It used to be that those holding power could lie about anything without repercussions. After Snowden and Manning, that's not true anymore.

Unfortunately, the Peace Prize took a hit to its reputation from awarding President Obama the prize in 2009 – but there are many recipients who have been more than worthy. The International Campaign to Ban Landmines, Doctors Without Borders, and just last year, the Organization for Prohibition of Chemical Weapons. Awarding the prize to Snowden and Manning could go a long way toward restoring the well-deserved respect for the prize itself.

In this context, it's decent to acknowledge that giving the prize to Snowden and Manning could be seen as a political choice and a political statement. I'd dismiss that viewpoint out of hand. It's only seen as a "political choice" because the people who wage war, the people in power, disagree with the actions of Snowden and Manning and dislike their immense impact. That's not something that should be seen as a deterrent for the prize – rather the complete opposite.

After all, being seen as a "political choice" only means that you made a huge difference in the world, and that you're not very popular with the people in power who wage war. If that doesn't qualify you for a Peace Prize, then what does?
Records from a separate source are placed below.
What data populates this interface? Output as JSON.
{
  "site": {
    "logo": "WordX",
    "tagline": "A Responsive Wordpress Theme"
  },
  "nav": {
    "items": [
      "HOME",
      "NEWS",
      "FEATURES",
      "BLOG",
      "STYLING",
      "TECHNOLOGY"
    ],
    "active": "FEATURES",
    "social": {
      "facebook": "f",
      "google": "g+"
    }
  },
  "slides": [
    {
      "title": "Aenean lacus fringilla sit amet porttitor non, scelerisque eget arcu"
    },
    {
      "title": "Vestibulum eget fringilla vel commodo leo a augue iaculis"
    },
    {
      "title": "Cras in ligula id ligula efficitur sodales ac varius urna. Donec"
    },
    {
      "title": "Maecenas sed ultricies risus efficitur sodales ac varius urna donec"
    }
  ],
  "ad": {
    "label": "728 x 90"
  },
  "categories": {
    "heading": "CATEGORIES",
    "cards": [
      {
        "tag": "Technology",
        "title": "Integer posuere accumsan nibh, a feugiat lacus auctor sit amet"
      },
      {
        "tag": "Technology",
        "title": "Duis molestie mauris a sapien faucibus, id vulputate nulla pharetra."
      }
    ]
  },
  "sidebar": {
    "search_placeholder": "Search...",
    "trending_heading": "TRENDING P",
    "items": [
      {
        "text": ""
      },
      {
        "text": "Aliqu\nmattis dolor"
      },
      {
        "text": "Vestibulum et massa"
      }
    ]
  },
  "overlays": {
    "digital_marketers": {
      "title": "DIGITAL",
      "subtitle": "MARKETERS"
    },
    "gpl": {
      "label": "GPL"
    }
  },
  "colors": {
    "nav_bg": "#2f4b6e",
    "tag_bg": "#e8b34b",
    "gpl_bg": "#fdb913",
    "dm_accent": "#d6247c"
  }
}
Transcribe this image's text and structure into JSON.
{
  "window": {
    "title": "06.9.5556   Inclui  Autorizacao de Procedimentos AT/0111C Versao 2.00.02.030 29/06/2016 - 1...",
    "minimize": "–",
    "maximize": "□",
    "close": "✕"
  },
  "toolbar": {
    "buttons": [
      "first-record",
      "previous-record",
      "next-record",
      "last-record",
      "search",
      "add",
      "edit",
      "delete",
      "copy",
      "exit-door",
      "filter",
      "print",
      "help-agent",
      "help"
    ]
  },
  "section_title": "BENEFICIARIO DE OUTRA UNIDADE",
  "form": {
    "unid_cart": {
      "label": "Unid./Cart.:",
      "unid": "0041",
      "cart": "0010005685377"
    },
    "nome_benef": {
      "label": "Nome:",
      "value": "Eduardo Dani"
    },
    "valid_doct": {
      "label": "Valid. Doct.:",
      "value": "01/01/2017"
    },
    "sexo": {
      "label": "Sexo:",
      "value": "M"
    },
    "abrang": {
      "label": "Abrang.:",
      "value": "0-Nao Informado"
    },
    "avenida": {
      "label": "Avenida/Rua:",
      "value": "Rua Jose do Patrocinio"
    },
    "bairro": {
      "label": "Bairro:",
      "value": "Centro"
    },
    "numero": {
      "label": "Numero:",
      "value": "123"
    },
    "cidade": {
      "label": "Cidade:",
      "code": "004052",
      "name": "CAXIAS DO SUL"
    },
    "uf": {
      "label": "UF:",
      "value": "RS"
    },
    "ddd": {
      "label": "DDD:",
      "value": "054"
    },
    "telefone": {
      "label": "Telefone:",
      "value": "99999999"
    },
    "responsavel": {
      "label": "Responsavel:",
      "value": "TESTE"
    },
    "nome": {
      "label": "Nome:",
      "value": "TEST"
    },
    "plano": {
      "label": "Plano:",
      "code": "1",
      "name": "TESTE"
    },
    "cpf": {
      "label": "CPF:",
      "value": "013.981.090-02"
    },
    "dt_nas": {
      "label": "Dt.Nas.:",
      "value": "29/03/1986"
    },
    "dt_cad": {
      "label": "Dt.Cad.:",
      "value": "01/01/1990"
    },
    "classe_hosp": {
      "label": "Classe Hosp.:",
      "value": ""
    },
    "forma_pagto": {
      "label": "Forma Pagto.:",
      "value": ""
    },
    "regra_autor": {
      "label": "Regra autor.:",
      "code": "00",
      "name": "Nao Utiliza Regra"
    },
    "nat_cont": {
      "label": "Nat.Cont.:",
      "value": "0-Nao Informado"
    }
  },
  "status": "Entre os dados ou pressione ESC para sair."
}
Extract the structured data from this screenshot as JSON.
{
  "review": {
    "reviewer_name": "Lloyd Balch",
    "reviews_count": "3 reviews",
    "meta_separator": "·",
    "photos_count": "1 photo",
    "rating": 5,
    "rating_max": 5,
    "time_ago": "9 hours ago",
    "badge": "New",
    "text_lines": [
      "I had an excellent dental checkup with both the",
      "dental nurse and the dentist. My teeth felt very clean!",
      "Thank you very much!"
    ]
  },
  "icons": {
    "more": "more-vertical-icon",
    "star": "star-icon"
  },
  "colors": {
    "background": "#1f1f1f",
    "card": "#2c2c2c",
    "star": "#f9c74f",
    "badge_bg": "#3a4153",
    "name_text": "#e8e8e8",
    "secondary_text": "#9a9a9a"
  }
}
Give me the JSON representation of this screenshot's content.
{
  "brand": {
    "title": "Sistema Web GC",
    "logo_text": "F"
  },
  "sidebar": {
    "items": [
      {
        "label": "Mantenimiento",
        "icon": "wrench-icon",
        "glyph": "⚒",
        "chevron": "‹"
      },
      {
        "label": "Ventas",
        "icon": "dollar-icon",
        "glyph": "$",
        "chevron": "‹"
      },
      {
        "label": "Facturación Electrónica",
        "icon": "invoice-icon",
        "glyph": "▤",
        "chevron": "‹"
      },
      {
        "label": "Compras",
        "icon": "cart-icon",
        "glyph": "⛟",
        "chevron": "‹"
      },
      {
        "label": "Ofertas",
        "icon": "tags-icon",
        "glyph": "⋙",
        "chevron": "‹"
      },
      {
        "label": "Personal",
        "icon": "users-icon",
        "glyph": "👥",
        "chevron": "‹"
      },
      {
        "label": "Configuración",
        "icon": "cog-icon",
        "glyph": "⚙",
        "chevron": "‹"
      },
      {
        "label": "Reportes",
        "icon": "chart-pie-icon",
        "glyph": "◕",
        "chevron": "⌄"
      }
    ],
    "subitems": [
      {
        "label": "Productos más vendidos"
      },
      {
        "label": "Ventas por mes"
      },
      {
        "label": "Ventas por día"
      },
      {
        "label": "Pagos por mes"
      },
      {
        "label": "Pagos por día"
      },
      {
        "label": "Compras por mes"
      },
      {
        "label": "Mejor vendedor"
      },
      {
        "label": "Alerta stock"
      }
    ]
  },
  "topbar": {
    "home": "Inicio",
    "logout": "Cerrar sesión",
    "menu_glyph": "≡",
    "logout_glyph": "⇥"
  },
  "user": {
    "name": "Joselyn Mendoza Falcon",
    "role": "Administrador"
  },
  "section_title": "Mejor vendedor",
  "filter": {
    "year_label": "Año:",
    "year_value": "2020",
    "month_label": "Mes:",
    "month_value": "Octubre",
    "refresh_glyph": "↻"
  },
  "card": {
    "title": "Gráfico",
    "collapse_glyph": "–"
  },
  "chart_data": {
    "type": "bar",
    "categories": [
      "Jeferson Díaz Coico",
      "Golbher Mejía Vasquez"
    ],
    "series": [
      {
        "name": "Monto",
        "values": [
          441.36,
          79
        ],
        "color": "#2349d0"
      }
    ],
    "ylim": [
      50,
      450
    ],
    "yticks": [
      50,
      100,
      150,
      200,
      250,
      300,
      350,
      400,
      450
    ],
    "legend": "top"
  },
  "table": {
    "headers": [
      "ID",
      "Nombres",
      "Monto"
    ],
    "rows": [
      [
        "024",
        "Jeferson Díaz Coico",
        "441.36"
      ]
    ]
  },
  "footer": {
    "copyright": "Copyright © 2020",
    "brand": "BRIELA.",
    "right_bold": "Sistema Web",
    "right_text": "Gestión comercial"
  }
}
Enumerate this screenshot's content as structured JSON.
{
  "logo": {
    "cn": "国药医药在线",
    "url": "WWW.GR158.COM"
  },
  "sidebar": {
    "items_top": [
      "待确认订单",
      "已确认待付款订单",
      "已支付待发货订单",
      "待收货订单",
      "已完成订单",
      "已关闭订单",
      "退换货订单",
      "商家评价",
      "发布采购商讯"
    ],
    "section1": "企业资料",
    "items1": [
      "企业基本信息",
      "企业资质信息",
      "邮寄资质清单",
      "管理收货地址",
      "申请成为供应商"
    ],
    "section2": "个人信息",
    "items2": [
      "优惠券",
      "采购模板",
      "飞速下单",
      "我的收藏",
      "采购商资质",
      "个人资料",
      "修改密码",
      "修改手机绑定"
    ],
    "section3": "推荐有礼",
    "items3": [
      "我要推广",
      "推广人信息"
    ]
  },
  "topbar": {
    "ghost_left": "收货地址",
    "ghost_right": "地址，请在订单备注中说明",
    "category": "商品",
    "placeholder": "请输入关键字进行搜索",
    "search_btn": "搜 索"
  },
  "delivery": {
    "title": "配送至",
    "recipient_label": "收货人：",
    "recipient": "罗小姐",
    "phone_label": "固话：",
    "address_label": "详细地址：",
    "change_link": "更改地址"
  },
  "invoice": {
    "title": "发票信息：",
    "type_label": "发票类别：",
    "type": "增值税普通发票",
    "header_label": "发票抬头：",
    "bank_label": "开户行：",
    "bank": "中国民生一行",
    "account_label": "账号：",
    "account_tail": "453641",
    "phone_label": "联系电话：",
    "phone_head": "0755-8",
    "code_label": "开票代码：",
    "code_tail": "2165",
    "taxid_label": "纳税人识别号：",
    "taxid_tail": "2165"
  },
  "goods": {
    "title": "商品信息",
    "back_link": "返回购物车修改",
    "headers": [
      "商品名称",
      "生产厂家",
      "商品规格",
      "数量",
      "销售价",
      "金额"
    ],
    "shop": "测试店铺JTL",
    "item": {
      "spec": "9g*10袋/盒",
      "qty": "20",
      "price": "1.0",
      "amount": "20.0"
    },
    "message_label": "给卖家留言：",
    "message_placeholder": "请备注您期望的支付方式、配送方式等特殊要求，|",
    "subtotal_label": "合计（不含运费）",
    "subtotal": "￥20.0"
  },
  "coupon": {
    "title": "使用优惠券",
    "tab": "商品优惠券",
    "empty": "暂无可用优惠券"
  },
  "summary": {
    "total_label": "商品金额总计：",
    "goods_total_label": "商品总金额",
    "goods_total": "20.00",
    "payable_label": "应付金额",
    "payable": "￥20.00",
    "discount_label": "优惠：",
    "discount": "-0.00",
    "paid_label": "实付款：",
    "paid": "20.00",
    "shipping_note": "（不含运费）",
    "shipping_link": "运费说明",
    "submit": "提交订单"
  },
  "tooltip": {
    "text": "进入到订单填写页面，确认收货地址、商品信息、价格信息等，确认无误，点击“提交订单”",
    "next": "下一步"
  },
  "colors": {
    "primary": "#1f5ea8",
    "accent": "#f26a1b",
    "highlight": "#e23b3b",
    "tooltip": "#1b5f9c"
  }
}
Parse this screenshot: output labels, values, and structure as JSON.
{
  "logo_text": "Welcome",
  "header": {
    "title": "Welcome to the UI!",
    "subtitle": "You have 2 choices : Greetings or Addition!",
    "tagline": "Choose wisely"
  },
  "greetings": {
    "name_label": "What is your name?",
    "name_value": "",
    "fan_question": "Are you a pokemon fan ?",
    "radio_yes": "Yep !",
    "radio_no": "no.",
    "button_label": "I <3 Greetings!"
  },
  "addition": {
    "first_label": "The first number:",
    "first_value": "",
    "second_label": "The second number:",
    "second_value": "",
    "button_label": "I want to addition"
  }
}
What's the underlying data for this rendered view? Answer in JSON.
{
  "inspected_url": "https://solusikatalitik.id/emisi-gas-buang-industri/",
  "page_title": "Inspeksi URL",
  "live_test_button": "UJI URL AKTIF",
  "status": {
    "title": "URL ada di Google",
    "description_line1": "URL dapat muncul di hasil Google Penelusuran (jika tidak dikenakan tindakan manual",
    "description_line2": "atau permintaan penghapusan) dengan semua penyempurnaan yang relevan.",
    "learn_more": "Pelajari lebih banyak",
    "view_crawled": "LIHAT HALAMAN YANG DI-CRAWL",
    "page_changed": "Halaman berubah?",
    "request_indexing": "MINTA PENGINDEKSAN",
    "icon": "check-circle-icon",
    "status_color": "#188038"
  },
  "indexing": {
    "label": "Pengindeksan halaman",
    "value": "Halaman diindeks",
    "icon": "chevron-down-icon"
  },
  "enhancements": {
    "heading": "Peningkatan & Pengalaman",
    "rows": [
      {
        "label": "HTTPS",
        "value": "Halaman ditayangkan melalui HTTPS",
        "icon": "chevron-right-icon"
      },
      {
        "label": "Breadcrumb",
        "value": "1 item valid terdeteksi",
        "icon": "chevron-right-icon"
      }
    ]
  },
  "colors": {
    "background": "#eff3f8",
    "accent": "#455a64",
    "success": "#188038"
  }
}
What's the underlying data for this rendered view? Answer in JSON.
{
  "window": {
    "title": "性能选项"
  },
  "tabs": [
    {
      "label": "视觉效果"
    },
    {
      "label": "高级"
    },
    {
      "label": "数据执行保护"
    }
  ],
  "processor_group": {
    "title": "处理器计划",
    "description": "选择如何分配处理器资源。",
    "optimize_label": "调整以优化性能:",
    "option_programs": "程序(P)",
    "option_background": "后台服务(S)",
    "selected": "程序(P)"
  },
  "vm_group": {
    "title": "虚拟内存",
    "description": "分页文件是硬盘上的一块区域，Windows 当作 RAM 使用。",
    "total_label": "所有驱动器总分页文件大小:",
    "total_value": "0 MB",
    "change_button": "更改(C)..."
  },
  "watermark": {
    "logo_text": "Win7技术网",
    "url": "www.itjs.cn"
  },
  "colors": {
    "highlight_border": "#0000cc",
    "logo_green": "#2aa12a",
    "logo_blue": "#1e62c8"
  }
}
The statements, views and opinions expressed in this column are solely those of the author and do not necessarily represent those of RT.

Comments (21)

 

Kayo 06.06.2014 08:22

Peter Anderson 15.02.2014 13:39

The Nobel Peace Prize is not a badge of honour when you have, Kissenger, Obama and the E.U on the list.
If that doesn't tell you how corrupt the International community is, I dont know what will.

  


Thank you Peter Anderson. You put it better than how I was going to put it. To paraphrase Noam Cjomsky, the Nobel Peace Prize is a kind of insult to a deserving person. Humanity should inaugurate another prize to honor truly deserving individuals. Assange, Manning and Snowden all deserve better.

 

Peter Anderson 15.02.2014 13:39

The Nobel Peace Prize is not a badge of honour when you have, Kissenger, Obama and the E.U on the list.
If that doesn't tell you how corrupt the International community is, I dont know what will.

 

The Legal Mexican 14.02.2014 18:59

Oh, yeah, I forgot. Yasser Arafat won the Nobel Peace Prize too. The prize has lost all value, totally political, and left-wing political at that. A farce. A sham.

View all comments (21)
Add comment

Authorization required for adding comments

Register or

Name

Password

Show password

Register

or Register

Request a new password

Send

or Register

To complete a registration check
your Email:

OK

or Register

A password has been sent to your email address

Edit profile

X

Name

New password

Retype new password

Current password

Save

Cancel

Follow us

Follow us